Although the heavy snow that fell in the Midwest on Sunday has bypassed much of the Northeast on Monday, a blast of arctic air will turn wet roads and sidewalks to ice through Monday night for some areas across the region.
While gusty winds will present a challenge to high profile vehicles, the winds along with steady traffic can help many roads dry off before the subfreezing air arrives. However, there will be some exceptions.
Mild air will accompany areas of rain ahead of a powerful cold front that will help deliver the arctic chill.
Temperatures will plunge as soon as the front moves through and will continue to drop through Monday night.
Some surfaces that are wet will ice up as the temperature dips to below freezing.
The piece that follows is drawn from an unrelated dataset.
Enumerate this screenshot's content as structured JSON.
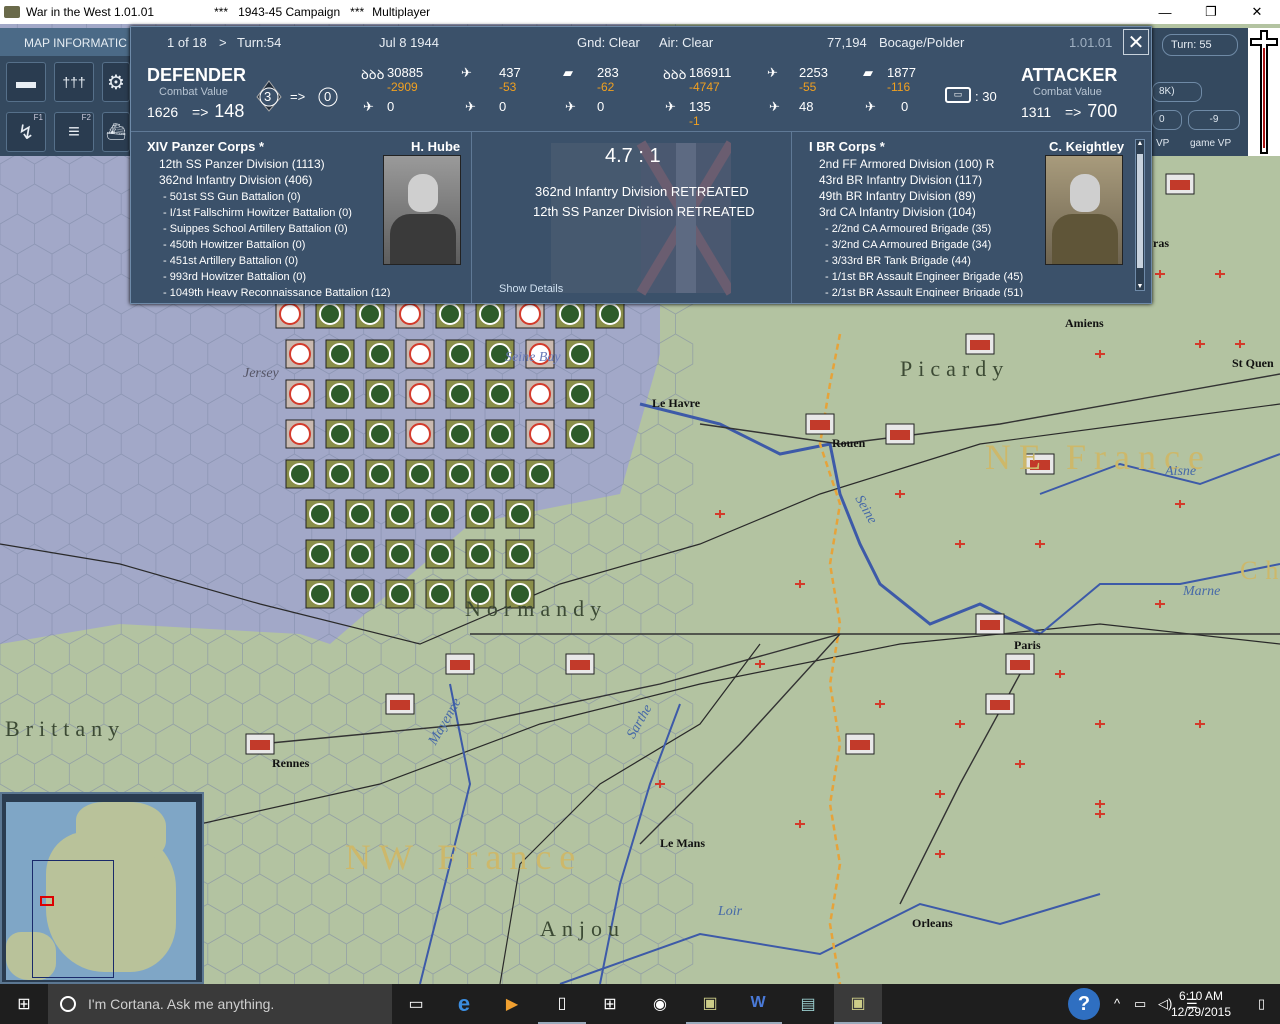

Elevated surfaces such as bridge decks will likely be the first to become icy with other surfaces following shortly after.
In addition, a brief period of snow can occur in the mountains as the precipitation comes to an end.
Otherwise, travel can become treacherous for some during the evening drive home, especially across parts of New England and over the central Appalachians.
Once the dangerously cold air settles over the Northeast, the main travel concerns will shift to places downwind of the Great Lakes as a major lake-effect snow event unfolds. However, gusty winds Monday evening can lead to flight delays in the I-95 corridor.
After natural disasters, it’s not uncommon to see pop-up charities appear, particularly around the holiday season.
A storm bearing strong winds, heavy snow, torrential rain, thunderstorms and fog will converge on the Northeast and Midwest on Christmas Eve and will likely create ground and flight delays.
As millions of people prepare to travel for the winter holidays, wet weather in the Northeast may make some travels problematic.
As the train of storms from the Pacific Ocean continues, rounds of rain and mountain snow will affect areas from the Northwest to the Intermountain West and Rockies through Christmas Day.
With many winter storms lined up, snow will create a wintry setting for Christmas in some areas.
The train of storms that has pushed through California this month has brought welcome snow to Southern California ski resorts and helped launch their season after a slow start.
Galena, AK (2001)
Central Illinois (1836)
Famous "Sudden Change" in central Illinois. Cold front at noon caused quick drop from 40 degrees to zero.
Lander, WY (1924)
Bar. pressure 31.29" 1060 mb.